The Waikiki Insider: For the Love of Mango!

July 3, 2013 | By Mona Wood-Sword


It’s mango season in Hawai’i, and with more than 60 varieties grown here we have lots of tasty reasons to celebrate. So why not do it in style at the Westin Moana Surfrider’s fifth Annual Mangoes at the Moana 10 a.m.-5 p.m. on July 13. The free event will feature all things mango, including food and activity booths, recipe contests, cooking demos and mango cocktails. Find out more by calling (808) 922-3111.

I prefer eating ripe mango dipped in shoyu (or soy sauce) and pepper, while others prefer salt or a shoyu-vinegar mix. My husband peels his mango like a banana and just eats it as nature intended. But no matter how you like it, mangoes are among the most delicious fruits in the world, while also being super-healthy. They are bursting with antioxidants and more than 20 different vitamins and minerals. Each one-cup serving of mango provides 100 percent of your daily Vitamin C, 35 percent of your daily Vitamin A, 12 percent of your daily fiber—and all at only 100 calories! Mangos are also fat-, cholesterol- and sodium-free.

I spent most of my childhood climbing the mango tree in our back yard— and our ‘ohana‘s current generation of keiki seem to gravitate to that tree’s welcoming branches, as well. She continues to share her fruit so generously with us to this day, which we gratefully accept. There are a few mango trees in Waikiki, but in neighboring Kapahulu and Kaimuki neighborhoods, many homes boast a mango tree. Aloha spirit dictates sharing your bounty with neighbors, friends and family, so being friends with a mango tree owner will prove to be especially sweet this time of year. People get busy making pickled mango and mango jams, jellies, muffins and breads.

As I write this, I can almost smell the delicious, nostalgic aroma of my grandmother’s mango bread baking in the oven. Minutes felt like an eternity as I waited for the timer to ring, and I drooled as I watched grandma put a toothpick into the soft center, hoping it would come out clean, which meant the bread was finally ready. And when it was, I got a warm, thick slab and smothered butter on it and bit into a slice of pure heaven.

Grandma’s recipe got lost over the years, but I found one that seems quite similar from my mom’s copy of A Hundred Years of Island Cooking (1991) published by the Hawaiian Electric Company. Check it out and create your own mango memories!

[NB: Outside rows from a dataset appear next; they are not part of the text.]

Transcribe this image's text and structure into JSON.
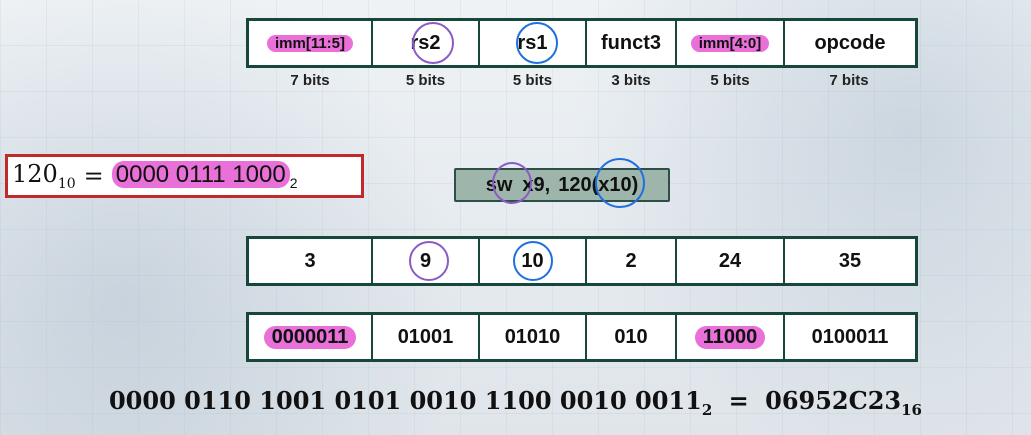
{
  "header": {
    "fields": [
      "imm[11:5]",
      "rs2",
      "rs1",
      "funct3",
      "imm[4:0]",
      "opcode"
    ],
    "sizes": [
      "7 bits",
      "5 bits",
      "5 bits",
      "3 bits",
      "5 bits",
      "7 bits"
    ]
  },
  "imm_equation": {
    "decimal": "120",
    "decimal_base": "10",
    "equals": "=",
    "binary": "0000 0111 1000",
    "binary_base": "2"
  },
  "instruction": {
    "mnemonic": "sw",
    "rs2": "x9",
    "separator": ",",
    "offset": "120",
    "rs1": "x10",
    "close": ")"
  },
  "decimal_row": [
    "3",
    "9",
    "10",
    "2",
    "24",
    "35"
  ],
  "binary_row": [
    "0000011",
    "01001",
    "01010",
    "010",
    "11000",
    "0100011"
  ],
  "result": {
    "binary": "0000 0110 1001 0101 0010 1100 0010 0011",
    "binary_base": "2",
    "equals": "=",
    "hex": "06952C23",
    "hex_base": "16"
  },
  "colors": {
    "highlight": "#e870d8",
    "rs2_ring": "#8a5bc7",
    "rs1_ring": "#1f6fe0",
    "table_border": "#17463b",
    "imm_box_border": "#c02a2a",
    "instruction_box": "#9eb5ab"
  }
}
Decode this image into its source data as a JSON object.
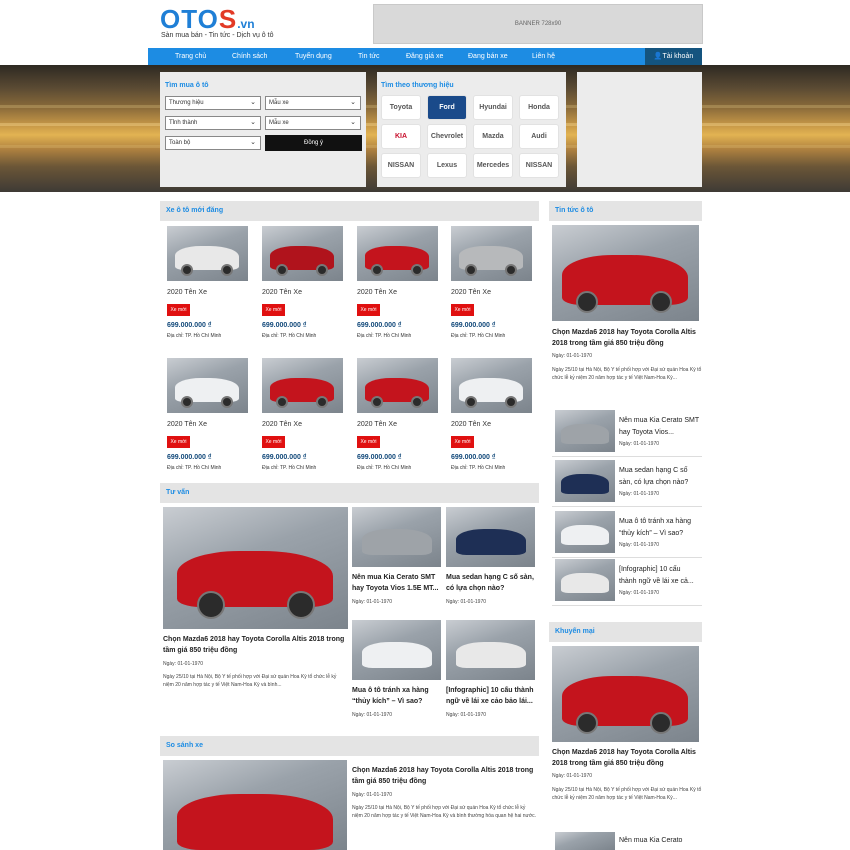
{
  "header": {
    "logo_main": "OTO",
    "logo_s": "S",
    "logo_tld": ".vn",
    "tagline": "Sàn mua bán - Tin tức - Dịch vụ ô tô",
    "banner_text": "BANNER 728x90"
  },
  "nav": {
    "items": [
      "Trang chủ",
      "Chính sách",
      "Tuyển dụng",
      "Tin tức",
      "Đăng giá xe",
      "Đang bán xe",
      "Liên hệ"
    ],
    "account": "Tài khoản"
  },
  "search": {
    "title": "Tìm mua ô tô",
    "brand_select": "Thương hiệu",
    "model_select": "Mẫu xe",
    "city_select": "Tỉnh thành",
    "model_select2": "Mẫu xe",
    "all_select": "Toàn bộ",
    "agree_button": "Đồng ý"
  },
  "brand_finder": {
    "title": "Tìm theo thương hiệu",
    "brands": [
      "Toyota",
      "Ford",
      "Hyundai",
      "Honda",
      "KIA",
      "Chevrolet",
      "Mazda",
      "Audi",
      "NISSAN",
      "Lexus",
      "Mercedes",
      "NISSAN"
    ]
  },
  "new_cars": {
    "title": "Xe ô tô mới đăng",
    "cards": [
      {
        "name": "2020 Tên Xe",
        "badge": "Xe mới",
        "price": "699.000.000 ₫",
        "address": "Địa chỉ: TP. Hồ Chí Minh",
        "color": "#e8e8e8"
      },
      {
        "name": "2020 Tên Xe",
        "badge": "Xe mới",
        "price": "699.000.000 ₫",
        "address": "Địa chỉ: TP. Hồ Chí Minh",
        "color": "#b0131c"
      },
      {
        "name": "2020 Tên Xe",
        "badge": "Xe mới",
        "price": "699.000.000 ₫",
        "address": "Địa chỉ: TP. Hồ Chí Minh",
        "color": "#c4141d"
      },
      {
        "name": "2020 Tên Xe",
        "badge": "Xe mới",
        "price": "699.000.000 ₫",
        "address": "Địa chỉ: TP. Hồ Chí Minh",
        "color": "#b7b9bb"
      },
      {
        "name": "2020 Tên Xe",
        "badge": "Xe mới",
        "price": "699.000.000 ₫",
        "address": "Địa chỉ: TP. Hồ Chí Minh",
        "color": "#eef0f2"
      },
      {
        "name": "2020 Tên Xe",
        "badge": "Xe mới",
        "price": "699.000.000 ₫",
        "address": "Địa chỉ: TP. Hồ Chí Minh",
        "color": "#c4141d"
      },
      {
        "name": "2020 Tên Xe",
        "badge": "Xe mới",
        "price": "699.000.000 ₫",
        "address": "Địa chỉ: TP. Hồ Chí Minh",
        "color": "#c4141d"
      },
      {
        "name": "2020 Tên Xe",
        "badge": "Xe mới",
        "price": "699.000.000 ₫",
        "address": "Địa chỉ: TP. Hồ Chí Minh",
        "color": "#eef0f2"
      }
    ]
  },
  "advice": {
    "title": "Tư vấn",
    "main": {
      "title": "Chọn Mazda6 2018 hay Toyota Corolla Altis 2018 trong tầm giá 850 triệu đồng",
      "date": "Ngày: 01-01-1970",
      "excerpt": "Ngày 25/10 tại Hà Nội, Bộ Y tế phối hợp với Đại sứ quán Hoa Kỳ tổ chức lễ kỷ niệm 20 năm hợp tác y tế Việt Nam-Hoa Kỳ và bình..."
    },
    "items": [
      {
        "title": "Nên mua Kia Cerato SMT hay Toyota Vios 1.5E MT...",
        "date": "Ngày: 01-01-1970",
        "color": "#9ea3a8"
      },
      {
        "title": "Mua sedan hạng C số sàn, có lựa chọn nào?",
        "date": "Ngày: 01-01-1970",
        "color": "#1e2f55"
      },
      {
        "title": "Mua ô tô tránh xa hàng “thủy kích” – Vì sao?",
        "date": "Ngày: 01-01-1970",
        "color": "#eef0f2"
      },
      {
        "title": "[Infographic] 10 cấu thành ngữ về lái xe cảo bảo lái...",
        "date": "Ngày: 01-01-1970",
        "color": "#e8e8e8"
      }
    ]
  },
  "compare": {
    "title": "So sánh xe",
    "main": {
      "title": "Chọn Mazda6 2018 hay Toyota Corolla Altis 2018 trong tầm giá 850 triệu đồng",
      "date": "Ngày: 01-01-1970",
      "excerpt": "Ngày 25/10 tại Hà Nội, Bộ Y tế phối hợp với Đại sứ quán Hoa Kỳ tổ chức lễ kỷ niệm 20 năm hợp tác y tế Việt Nam-Hoa Kỳ và bình thường hóa quan hệ hai nước."
    }
  },
  "news": {
    "title": "Tin tức ô tô",
    "main": {
      "title": "Chọn Mazda6 2018 hay Toyota Corolla Altis 2018 trong tầm giá 850 triệu đồng",
      "date": "Ngày: 01-01-1970",
      "excerpt": "Ngày 25/10 tại Hà Nội, Bộ Y tế phối hợp với Đại sứ quán Hoa Kỳ tổ chức lễ kỷ niệm 20 năm hợp tác y tế Việt Nam-Hoa Kỳ..."
    },
    "items": [
      {
        "title": "Nên mua Kia Cerato SMT hay Toyota Vios...",
        "date": "Ngày: 01-01-1970",
        "color": "#9ea3a8"
      },
      {
        "title": "Mua sedan hạng C số sàn, có lựa chọn nào?",
        "date": "Ngày: 01-01-1970",
        "color": "#1e2f55"
      },
      {
        "title": "Mua ô tô tránh xa hàng “thủy kích” – Vì sao?",
        "date": "Ngày: 01-01-1970",
        "color": "#eef0f2"
      },
      {
        "title": "[Infographic] 10 cấu thành ngữ về lái xe cả...",
        "date": "Ngày: 01-01-1970",
        "color": "#e8e8e8"
      }
    ]
  },
  "promo": {
    "title": "Khuyến mại",
    "main": {
      "title": "Chọn Mazda6 2018 hay Toyota Corolla Altis 2018 trong tầm giá 850 triệu đồng",
      "date": "Ngày: 01-01-1970",
      "excerpt": "Ngày 25/10 tại Hà Nội, Bộ Y tế phối hợp với Đại sứ quán Hoa Kỳ tổ chức lễ kỷ niệm 20 năm hợp tác y tế Việt Nam-Hoa Kỳ..."
    },
    "next_item": "Nên mua Kia Cerato"
  },
  "colors": {
    "primary": "#1d8ce3",
    "account_bg": "#14547f",
    "badge_red": "#e01010",
    "price": "#12497a"
  }
}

Make Mango Bread

2 cups flour
1/2 cup chopped walnuts
2 tsp baking soda
2 cups chopped ripe mango
2 tsp ground cinnamon
1/2 cup salad oil
1 1/2 cups sugar
3 eggs, beaten
1/2 cup shredded coconut
2 tsp vanilla

DIRECTIONS: Preheat oven to 350 degrees F. Grease a 9x5x3-inch loaf pan. Sift flour with baking soda and cinnamon into a mixing bowl. Stir in sugar, coconut and nuts. Add remaining ingredients and mix well. Pour into prepared pan and bake for 1 hour and 15 minutes, or until done. Makes 1 loaf.